In order to qualify for life insurance premium financing most insurance companies require you have a minimum of $2.5 million in net worth and at least a $200,000.00 a year income. In addition, you must be bankrupt remote entity, such as a Limited Liability Corporation, or an Irrevocable Life Insurance Trust.
In a normal premium financing arrangement, you would apply for a policy at the same time you apply for a loan. The loan is usually arranged by the insurance company you are working with although there are many different companies that handle only the financing and do not deal with the actual insurance policy. While you are being medically underwritten for the life insurance policy, your loan is being processed. Assuming you pass the medical exam and qualify for the loan, the policy and financing are put into place at the same time.
The benefits of a premium financing arrangement is that it frees up business and personal money to be used more efficiently in other investment arenas. In addition, life insurance premium financing may minimize gift taxes, and can provide a greater rate of return on the death benefit paid through regular non-financed methods.
Life insurance premium financing loans may be repaid either by paying a monthly payment while you are alive, pay from the policy itself, or at the time of your death, proceeds from the policy will pay off the loan.
Interest on the life insurance premium financing loan is considered to be personal interest, and therefore, not tax deductible.
If you are considering a premium financing loan for estate planning, there are some tax issues you may want to consider. The life insurance proceeds will be included in your estate if you own the policy.
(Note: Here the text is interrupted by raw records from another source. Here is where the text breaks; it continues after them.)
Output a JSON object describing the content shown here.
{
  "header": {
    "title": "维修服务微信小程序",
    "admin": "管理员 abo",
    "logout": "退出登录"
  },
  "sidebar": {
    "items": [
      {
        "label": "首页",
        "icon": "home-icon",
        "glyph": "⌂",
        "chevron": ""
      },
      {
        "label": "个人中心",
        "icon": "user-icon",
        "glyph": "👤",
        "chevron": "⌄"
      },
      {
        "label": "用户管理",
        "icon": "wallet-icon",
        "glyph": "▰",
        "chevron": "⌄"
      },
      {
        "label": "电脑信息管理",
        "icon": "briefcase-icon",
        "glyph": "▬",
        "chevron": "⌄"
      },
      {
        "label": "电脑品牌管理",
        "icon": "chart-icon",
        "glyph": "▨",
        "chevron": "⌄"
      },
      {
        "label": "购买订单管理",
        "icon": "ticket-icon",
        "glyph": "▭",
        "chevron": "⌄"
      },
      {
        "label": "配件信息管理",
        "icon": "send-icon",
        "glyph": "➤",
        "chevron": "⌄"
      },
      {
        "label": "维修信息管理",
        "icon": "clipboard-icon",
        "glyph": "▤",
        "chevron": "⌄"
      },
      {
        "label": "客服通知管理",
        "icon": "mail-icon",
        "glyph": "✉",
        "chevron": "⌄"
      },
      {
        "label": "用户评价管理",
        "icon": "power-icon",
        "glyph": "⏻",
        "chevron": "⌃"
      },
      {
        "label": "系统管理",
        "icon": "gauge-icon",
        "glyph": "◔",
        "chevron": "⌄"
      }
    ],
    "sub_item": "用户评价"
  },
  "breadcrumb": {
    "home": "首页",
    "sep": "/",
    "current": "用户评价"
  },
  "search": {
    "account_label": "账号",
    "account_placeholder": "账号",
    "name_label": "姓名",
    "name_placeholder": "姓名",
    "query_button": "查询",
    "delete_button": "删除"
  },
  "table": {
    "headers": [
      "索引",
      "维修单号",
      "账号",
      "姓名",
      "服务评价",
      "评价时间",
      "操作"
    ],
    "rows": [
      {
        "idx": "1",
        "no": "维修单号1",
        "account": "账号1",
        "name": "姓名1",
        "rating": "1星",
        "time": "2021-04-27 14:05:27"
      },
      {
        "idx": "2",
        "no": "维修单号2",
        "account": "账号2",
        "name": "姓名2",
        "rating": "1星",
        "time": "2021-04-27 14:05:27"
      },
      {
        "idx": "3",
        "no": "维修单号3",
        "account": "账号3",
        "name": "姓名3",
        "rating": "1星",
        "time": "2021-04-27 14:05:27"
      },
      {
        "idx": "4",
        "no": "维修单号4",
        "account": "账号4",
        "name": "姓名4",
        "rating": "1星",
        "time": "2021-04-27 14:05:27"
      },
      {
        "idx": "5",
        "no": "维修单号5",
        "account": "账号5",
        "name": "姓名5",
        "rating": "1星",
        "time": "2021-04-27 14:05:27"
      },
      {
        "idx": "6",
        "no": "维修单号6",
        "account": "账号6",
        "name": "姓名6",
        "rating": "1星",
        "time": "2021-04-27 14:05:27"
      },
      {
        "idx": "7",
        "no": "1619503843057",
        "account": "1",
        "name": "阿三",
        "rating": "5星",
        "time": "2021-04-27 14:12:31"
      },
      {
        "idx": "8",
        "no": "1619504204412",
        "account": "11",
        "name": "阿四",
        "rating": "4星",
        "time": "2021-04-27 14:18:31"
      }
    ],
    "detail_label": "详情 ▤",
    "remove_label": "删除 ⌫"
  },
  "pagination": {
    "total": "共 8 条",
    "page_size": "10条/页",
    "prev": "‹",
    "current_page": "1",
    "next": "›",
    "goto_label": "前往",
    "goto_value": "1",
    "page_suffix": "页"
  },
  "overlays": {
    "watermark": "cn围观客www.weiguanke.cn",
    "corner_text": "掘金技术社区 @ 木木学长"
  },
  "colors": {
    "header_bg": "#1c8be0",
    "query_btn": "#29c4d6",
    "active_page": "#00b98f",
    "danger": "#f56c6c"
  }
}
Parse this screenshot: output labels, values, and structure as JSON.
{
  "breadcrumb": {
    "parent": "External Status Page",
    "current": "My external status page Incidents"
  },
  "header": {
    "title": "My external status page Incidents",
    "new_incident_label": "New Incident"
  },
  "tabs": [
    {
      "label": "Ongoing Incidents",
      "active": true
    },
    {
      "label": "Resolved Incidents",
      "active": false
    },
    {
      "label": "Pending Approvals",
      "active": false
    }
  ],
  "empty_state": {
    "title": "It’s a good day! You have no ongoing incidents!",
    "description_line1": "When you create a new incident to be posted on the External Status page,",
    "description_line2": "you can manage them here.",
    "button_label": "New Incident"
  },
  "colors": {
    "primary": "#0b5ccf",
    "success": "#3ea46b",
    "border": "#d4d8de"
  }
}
If the life insurance policy is owned by an irrevocable life insurance trust, estate taxes on the death benefits may be avoided.
Before you consider financing your life insurance premiums you should be aware that the life insurance policy will have to earn returns of between 150 to 300 basis points over the interest rate of the loan.
In addition, you should ask what the loan commitment fee is, as well as knowing whether the life insurance premium financing loan is renewable, how long the term of the loan is, and if the loan extends well beyond your life expectancy.
You may want to find out if the loan requires a personal guarantee, or if the loan is guaranteed by the life insurance policy.
Also, you want to know how if the program is designed on your IRS calculated life expectancy or is it conventional. If the loan is based on your life expectancy, and you live beyond that, the loan amount will exceed the cash value and the whole program will come apart.
Before entering into a financing agreement you may want to consult a trusted attorney, your financial advisor, and/or your Certified Public Accountant.
You will also want to shop around and compare insurance companies, their individual plans, the premium amounts, and the different types and amount of life insurance available to you.
Source by James J. Robinson